Wednesday, March 13, 2013

New Roman Catholic Pope Elected by the Cardinals

Not this guy (link) but Jorge Mario Bergoglio, from Argentina. Naturally, he is "Pope Francis."

Until He Pay the Uttermost Farthing

Two of the verses sometimes used to argue for the position that hell is eternal state:

Matthew 5:26
Verily I say unto thee, Thou shalt by no means come out thence, till thou hast paid the uttermost farthing.

Matthew 18:34
And his lord was wroth, and delivered him to the tormentors, till he should pay all that was due unto him.

Thinking about this long ago, I had assumed that the man would eventually be able to pay off the debt, even if it took millenia to do it. So, I was confused about how this would be a good illustration of eternity, unless the point was that millenia is an analogy for eternity.

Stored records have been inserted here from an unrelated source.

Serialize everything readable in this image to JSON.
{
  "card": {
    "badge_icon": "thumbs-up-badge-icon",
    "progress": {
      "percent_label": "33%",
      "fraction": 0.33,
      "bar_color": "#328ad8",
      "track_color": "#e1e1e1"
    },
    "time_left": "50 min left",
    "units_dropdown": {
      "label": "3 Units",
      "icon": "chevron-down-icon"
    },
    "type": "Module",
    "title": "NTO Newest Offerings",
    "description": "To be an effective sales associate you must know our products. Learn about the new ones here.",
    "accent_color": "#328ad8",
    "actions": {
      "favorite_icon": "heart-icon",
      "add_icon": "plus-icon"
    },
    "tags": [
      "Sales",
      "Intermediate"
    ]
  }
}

But what I had neglected to consider was basic economics. The man owes the massive debt in today's money. But a talent of gold tomorrow is worth less than a talent of gold today - and a talent of gold in a hundred years is even less. There is time value to money.

The amount of money owed in the Matthew 18 parable is massive. Some have suggested that a talent corresponds to about 6,000 days wages. Thus, 10,000 talents corresponds to about 60,000,000 days wages. If money had no time value, it would take 164,000 years (or so) to pay off the debt. But if the time value of money is even 1/1000th of a percent, the man would never be able to pay the interest on the debt - each day he would owe even more than the previous day.

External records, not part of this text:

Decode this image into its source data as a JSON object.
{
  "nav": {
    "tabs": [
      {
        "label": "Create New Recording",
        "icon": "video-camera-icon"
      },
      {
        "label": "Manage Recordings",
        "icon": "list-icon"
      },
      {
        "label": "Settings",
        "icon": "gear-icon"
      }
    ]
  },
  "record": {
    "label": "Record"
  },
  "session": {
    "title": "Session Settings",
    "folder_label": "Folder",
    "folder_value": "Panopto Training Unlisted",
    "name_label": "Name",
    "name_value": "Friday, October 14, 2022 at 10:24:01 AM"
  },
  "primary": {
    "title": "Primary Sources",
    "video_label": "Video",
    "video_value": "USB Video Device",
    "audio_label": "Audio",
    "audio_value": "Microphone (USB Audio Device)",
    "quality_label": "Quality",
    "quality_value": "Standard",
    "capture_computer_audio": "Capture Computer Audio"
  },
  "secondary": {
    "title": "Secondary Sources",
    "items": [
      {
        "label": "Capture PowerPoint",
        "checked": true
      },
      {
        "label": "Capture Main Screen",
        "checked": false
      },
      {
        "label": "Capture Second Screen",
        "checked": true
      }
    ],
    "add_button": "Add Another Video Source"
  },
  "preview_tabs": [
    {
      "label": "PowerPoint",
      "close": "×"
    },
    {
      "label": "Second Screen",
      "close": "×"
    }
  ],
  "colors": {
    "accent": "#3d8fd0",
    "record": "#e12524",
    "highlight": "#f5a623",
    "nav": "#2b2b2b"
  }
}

P.S. I provided a clarifying comment in the comment box, but perhaps it makes sense to place it in the main post:

It's not a question of inflation. Even in an inflation-free system, a dollar (or ruble, or yen, or euro, or peso, or pound) today is worth more to people than a dollar (or whatever) a year from now. That is to say, even if the dollar will buy the same sandwich in one year that it buys today, we'd rather have the money now, thanks. It's a fundamental principle of economics.

And Matthew, Matthew's audience, and (obviously) Jesus were aware of the concept of interest. Interest factors explicitly into another parable (the parable of the talents, see Matthew 25). In that parable, the lord was not satisfied to merely have his talent back at the end of the time period. He expected that it should at least have received interest.

Habemus Papam!

Habemus Papam. No, the Roman Catholics don't have a pope. But Christians have a father. As Scripture teaches: "call no man your father upon the earth: for one is your Father, which is in heaven" (Matthew 23:9) Perhaps I should have said "Habemus Patrem" to be more accurate, but that would lose the rhetorical effect, and no one is left confused by what I mean, I trust.